Listen or read the radio broadcast about the exhibit at the National Postal Museum in Washington, D.C.
Related Website:
2) Forwarding Address Required from Smithsonian National Postal Museum
Unofficial Nikkei Home Page
'Nikkei' at this site is used to describe four generations of Japanese living in America. This page is dedicated to them and their experiences.
Websites For Teachers
Bracelet (Grade 5) by I. Jones
The Year is 1942. The United States and Japan are at war. Emi is a seven-year-old Japanese American who finds herself in the middle of this conflict. Emi and her mother are forced to pack up all their things and move to a place called an internment camp.
Related Lesson:
2) Bracelet (Grade 5) A. Dent

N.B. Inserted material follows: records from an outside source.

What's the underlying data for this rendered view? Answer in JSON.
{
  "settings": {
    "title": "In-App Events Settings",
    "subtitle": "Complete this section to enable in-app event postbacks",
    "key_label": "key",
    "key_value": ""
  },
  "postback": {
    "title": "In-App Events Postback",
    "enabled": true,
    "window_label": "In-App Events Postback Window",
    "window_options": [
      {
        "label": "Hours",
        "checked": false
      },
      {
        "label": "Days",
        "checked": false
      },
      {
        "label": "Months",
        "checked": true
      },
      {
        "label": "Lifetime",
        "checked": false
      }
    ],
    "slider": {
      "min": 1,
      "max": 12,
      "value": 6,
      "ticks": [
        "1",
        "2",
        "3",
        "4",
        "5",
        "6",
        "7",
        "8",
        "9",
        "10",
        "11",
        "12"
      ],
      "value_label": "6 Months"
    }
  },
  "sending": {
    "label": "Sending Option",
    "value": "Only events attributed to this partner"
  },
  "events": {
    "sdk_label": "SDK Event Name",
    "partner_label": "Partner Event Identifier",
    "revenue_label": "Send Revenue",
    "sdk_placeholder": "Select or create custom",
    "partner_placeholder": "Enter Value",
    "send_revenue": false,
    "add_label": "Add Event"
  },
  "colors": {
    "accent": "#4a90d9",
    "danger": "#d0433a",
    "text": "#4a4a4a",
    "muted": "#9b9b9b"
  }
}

Changing Perspectives on the Japanese Internment Experience from WNET New York
Procedures for teachers is divided into four sections: preparing for the lesson, conducting the lesson, additional activities, and community connections.

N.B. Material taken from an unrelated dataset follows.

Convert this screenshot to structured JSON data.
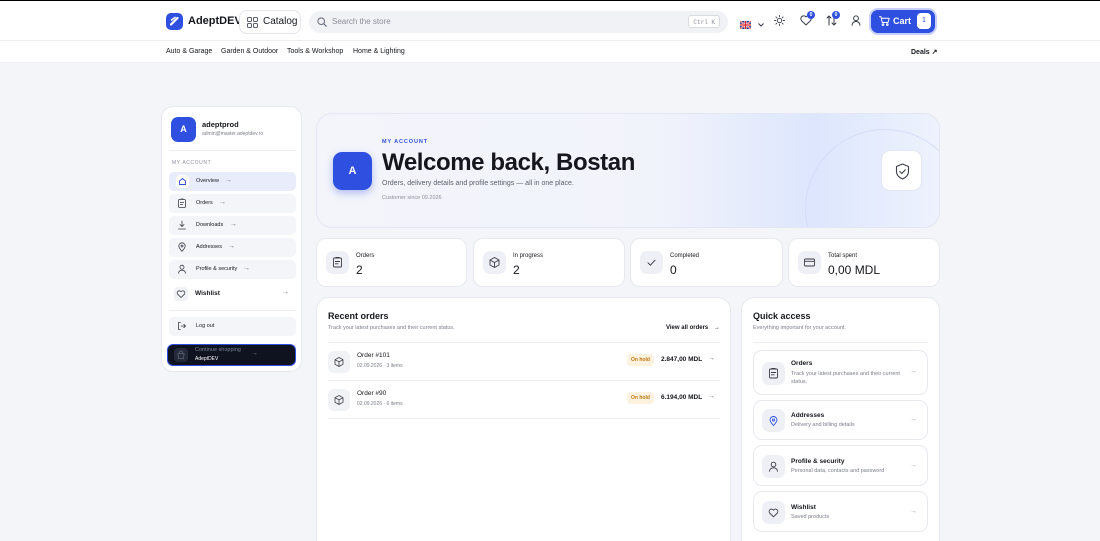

Citizenship Denied: An Integrated Unit on the Japanese American Internment
Using a variety of resources, students investigate and interpret diverse points of view among those interned. The lessons are organized around the central question of' 'What are our rights and responsibilities as American citizens?' The goal is to empower students to recognize social injustices and advocate for the constitutional rights of everyone.
Documents and Photographs Related to Japanese Relocation from National Archives
and Records Administration by D. Perry (Grades 9-12)
This lesson relates to the First , Fourth , and Fifth Amendments to the Constitution.
Farewell to Manzanar (Grades 9-10) from Schools of CA Online Resources for Educators (SCORE) by J. Thompson
Students should begin this unit after they have had previous lessons on World War II and have read Farewell to Manzanar.
Internment of Japanese-Americans During World War II from Houghton Mifflin's EduPlace
Students research the daily life of Japanese-Americans in internment camps during World War II and write radio documentaries using what they learn.
Japanese American Experience: A Way to Look at Global Education (Grades 9-12)
This site houses a unit plan for exploring the World War II incarceration of Japanese Americans.
Using Primary and Secondary Sources to Study an American Tragedy: Japanese-American Internment during World War II by M. Solomon
This lesson plans calls for students to examine the issues and emotions involved with internment of Japanese Americans.
American citizens
World War II
due process
Franklin Delano Roosevelt
racist propaganda
Bill of Rights
anti-Asian discrimination
concentration camp
racial prejudice
martial law
'enemy aliens'
War Relocation Authority
racial profiling
Immigration & Naturalization Service
Great Depression
Japanese ancestry
barbed wire
wartime hysteria
resident alien
reparations payments
Civil Liberties Act of 1988
emotional scars
Redress Movement
Pearl Harbor
West Coast
Constitution of the United States
internment camp
Created by Annette Lamb and Larry Johnson, 1/02.